Jack seeks to comment on the sprouting desire for acceptance humanity is provoked by in an increasingly fabricated environment where we are routinely encouraged to analyse and critique ourselves. The nature of self-consciousness is the recurrent beat within his works. With the works’ youthful aesthetic, containing objects like toys, Jack demonstrates a connection between this social sensitivity and vulnerability with the exposed nature of innocent youth.
When we create, we self-negotiate and ask ourselves what concerns us, what is it that becomes a problematic topic that requires an investigation through the manifestation of artwork? Ultimately we are often producing an embodiment of ourselves, a self-portrait. We desire to nurture something to socially acceptable standard so we can show off our achievements by proudly displaying them on a wall, striving for a sense of satisfaction and reassurance over ourselves. This self-reflective and personalized aspect of art is at the heart of GIVE ME LOVE.
Jack Waddington is a Graduate of Camberwell College of Arts. His practice centres around experimentations with found materials and handmade objects. He is propelled by art as a form of escapism and explores this concern through sculptural and painterly works, echoing the innocence of child’s play.
Waddington is motivated by remedial qualities of making and likes to investigate the relationship between an artist's well-being and their practice.
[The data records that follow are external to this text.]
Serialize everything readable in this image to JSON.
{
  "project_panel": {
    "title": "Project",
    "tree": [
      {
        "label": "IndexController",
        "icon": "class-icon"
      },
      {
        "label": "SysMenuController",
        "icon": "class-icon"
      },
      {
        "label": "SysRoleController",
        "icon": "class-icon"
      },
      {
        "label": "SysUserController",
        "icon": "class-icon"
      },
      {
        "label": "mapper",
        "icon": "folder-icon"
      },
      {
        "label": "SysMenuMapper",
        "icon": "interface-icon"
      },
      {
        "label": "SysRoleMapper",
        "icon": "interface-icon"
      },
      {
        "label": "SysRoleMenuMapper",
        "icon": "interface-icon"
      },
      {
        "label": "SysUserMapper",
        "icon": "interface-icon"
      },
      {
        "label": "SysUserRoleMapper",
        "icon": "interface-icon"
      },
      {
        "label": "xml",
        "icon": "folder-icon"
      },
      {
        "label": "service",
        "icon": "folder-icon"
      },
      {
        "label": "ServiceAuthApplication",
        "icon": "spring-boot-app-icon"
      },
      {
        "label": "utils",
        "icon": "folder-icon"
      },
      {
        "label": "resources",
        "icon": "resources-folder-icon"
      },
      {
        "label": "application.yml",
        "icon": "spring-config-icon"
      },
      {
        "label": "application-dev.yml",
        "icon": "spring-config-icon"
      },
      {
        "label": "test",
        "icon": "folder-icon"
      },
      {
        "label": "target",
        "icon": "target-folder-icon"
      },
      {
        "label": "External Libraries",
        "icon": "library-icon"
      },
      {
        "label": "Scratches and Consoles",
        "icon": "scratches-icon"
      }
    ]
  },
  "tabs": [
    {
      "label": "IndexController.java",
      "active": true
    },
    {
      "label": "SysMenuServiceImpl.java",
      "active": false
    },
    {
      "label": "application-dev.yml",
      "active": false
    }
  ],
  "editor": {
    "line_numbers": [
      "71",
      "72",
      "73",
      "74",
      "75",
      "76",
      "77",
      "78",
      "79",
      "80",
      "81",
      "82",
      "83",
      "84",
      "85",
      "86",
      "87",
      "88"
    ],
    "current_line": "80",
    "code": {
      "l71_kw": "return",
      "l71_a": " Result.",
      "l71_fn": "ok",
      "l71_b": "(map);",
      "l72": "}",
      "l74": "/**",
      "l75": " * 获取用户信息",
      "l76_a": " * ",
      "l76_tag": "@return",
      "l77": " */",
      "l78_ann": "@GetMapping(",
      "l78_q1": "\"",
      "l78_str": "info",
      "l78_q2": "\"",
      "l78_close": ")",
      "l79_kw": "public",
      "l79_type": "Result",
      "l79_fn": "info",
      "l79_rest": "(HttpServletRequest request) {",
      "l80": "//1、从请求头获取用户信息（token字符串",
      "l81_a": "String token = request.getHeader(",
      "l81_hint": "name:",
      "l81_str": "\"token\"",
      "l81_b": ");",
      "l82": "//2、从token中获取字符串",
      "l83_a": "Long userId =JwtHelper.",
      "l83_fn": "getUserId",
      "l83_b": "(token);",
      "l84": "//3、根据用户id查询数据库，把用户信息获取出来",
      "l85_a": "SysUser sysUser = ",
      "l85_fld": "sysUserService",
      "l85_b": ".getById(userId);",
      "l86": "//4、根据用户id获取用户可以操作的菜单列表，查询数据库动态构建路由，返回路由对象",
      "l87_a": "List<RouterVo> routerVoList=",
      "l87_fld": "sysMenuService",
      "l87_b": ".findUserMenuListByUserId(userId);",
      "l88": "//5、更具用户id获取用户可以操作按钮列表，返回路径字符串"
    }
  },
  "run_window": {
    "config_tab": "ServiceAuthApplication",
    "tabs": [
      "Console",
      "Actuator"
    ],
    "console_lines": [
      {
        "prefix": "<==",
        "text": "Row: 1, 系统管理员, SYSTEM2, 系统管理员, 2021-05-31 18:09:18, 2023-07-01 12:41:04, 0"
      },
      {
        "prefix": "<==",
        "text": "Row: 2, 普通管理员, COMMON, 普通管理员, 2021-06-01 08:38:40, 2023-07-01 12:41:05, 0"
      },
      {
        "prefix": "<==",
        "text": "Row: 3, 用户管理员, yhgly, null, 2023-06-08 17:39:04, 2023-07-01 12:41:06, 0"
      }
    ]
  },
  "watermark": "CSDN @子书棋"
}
He interprets the process of creating as a vulnerable approach an artist adopts to seek reassurance and a resolution for a concern or insecurity they are emotionally confronted with. An artist strives for satisfaction and a state of contentment through the manifestation of an artwork. In response to the notion of comfort that inspires Waddington's practice, he materialises fictional scenes to demonstrate the boundaries between satisfaction and distress, utopias and dystopias.
Alongside typical art materials, he works with found material and accessible items, such as, toys and house-ware, adopting a craft-like method when constructing his installations. He often works withrecycled material to reflect on how one regurgitates content from art history and differing cultures.
Involved in the principles of Psychogeography and Surrealism, Waddington comments on the human condition and the interactions between the mind and environment. The plastic and artificial finish of the figurative works is a response to the fabricated nature of the hyper-constructed, man-made environments in which western civilisation become entranced by. He connects this naivety to child's play and approaches his practice like a child playing with toys, seeking security and comfort by absorbing themselves within a fictional narrative.
The AirSpace Gallery Graduate Residency Scheme, running since 2012, seeks to tackle graduate retention in Stoke-on-Trent and offers new arts graduates an opportunity to bridge the gap between education and a professional arts career. Residents receive free personal studio space for 6 months, and full access to the Gallery's facilities. There is an emphasis on professional development, with a series of monthly mentoring meetings, led by Gallery directors and invited artists. The scheme offers two exhibition opportunities within the Gallery - an interim exhibition in the AirSpace Window Space or Resource Room and the final all-important solo exhibition which is produced and curated with tailored assistance from a professional artist identified through conversation between the resident and the gallery directors.